Grounds Management: Crews Revamp Park's Landscapes, Hardscapes
Cross Roads Park might be a relatively small part of the University of Pittsburgh Medical Center's enormous campus. But for grounds crews with the center's engineering and maintenance department, the park represents something larger.
The department's grounds operations played a central role in the park's revival after it had fallen into disrepair by committing workers' time and the medical center's resources to refurbishing the site, which is located in the heart of Pittsburgh.
"It was well worth it because they now have a sense of ownership," says Scott McIntyre, the department's grounds foreman. "They had a hand in how it turned out."
The University of Pittsburgh created the park in the early 1980s when it agreed to maintain a 1-acre lot as a park-like space to assure neighbors the medical center and the university would not expand into the adjacent neighborhood. Crews cleared the undeveloped parcel of land and installed grass, as well as asphalt paths and railroad-tie benches. An existing retaining wall and stairs remained.

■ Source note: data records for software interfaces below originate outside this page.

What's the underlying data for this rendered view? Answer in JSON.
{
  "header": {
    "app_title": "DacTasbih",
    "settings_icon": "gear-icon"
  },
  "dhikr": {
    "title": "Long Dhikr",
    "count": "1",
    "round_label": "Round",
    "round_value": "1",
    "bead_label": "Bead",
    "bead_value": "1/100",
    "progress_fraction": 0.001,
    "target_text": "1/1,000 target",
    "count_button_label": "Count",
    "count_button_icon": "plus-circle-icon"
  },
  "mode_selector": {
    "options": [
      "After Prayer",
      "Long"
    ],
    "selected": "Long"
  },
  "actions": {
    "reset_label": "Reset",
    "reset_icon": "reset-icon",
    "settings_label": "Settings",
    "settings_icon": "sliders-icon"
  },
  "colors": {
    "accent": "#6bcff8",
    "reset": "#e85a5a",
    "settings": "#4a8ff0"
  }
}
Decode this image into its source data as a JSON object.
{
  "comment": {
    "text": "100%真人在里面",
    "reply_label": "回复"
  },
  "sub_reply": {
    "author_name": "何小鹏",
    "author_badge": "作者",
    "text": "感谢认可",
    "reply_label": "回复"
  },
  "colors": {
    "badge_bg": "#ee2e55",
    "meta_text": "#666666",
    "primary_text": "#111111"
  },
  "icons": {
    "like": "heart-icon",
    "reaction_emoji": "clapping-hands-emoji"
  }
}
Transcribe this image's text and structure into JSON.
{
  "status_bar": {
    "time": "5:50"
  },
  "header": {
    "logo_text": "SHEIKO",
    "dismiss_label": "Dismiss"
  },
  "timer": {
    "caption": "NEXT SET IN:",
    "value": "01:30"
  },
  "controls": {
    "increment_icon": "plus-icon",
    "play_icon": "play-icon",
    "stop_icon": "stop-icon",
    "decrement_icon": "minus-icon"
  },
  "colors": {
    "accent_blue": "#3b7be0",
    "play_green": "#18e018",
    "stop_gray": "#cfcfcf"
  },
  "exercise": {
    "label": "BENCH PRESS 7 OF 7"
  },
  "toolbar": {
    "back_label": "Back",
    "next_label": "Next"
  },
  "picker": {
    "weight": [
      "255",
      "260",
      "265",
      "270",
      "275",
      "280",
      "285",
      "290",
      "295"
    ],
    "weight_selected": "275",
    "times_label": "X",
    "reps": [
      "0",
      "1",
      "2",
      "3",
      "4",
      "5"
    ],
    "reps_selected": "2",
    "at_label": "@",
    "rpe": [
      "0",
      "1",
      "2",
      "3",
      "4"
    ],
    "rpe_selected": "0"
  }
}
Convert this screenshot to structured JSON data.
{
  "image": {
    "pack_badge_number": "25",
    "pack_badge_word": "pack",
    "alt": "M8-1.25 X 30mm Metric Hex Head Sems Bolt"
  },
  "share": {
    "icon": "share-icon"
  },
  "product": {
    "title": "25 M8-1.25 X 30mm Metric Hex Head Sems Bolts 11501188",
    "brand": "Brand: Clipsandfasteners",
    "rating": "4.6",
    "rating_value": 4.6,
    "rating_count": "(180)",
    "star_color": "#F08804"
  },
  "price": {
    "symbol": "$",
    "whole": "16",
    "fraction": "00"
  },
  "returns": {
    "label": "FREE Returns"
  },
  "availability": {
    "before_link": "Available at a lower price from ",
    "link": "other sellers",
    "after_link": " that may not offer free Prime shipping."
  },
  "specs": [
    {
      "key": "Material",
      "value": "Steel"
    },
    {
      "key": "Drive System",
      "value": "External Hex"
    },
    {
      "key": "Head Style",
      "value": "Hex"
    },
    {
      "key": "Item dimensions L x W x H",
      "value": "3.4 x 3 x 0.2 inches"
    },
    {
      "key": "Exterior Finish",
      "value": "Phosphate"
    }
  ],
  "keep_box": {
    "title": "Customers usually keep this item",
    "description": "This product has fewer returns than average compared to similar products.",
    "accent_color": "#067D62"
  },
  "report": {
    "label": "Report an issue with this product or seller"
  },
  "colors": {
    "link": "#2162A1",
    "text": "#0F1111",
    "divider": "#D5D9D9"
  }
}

Over time, the park's pavement and benches began to deteriorate, and its stairs and retaining wall began to tilt, crack, and fail, making them unsafe. The site also featured no lighting, which contributed to growing safety concerns. The medical center originally had paid a local non-profit group to maintain the park, but its upkeep and maintenance eventually shifted to the medical center's engineering and maintenance department and, specifically, its grounds operations.
To alleviate problems with the site, crews cleared the entire area, including overgrown shrubs and bushes.
Two years ago, the seeds of the new Cross Roads Park took root. Construction of a new boiler plant required the installation of an underground steam feed, which encroached on the park and led to the removal of its old stone steps. Plans had been in the works to replace the steps, but they were deemed insufficient for the site, as well as not safe enough.
Prompted by the steam-feed project, as well as the deteriorated condition of the asphalt paths and rotted benches, the engineering and maintenance department commissioned a landscape architect to develop a plan to overhaul and upgrade the park.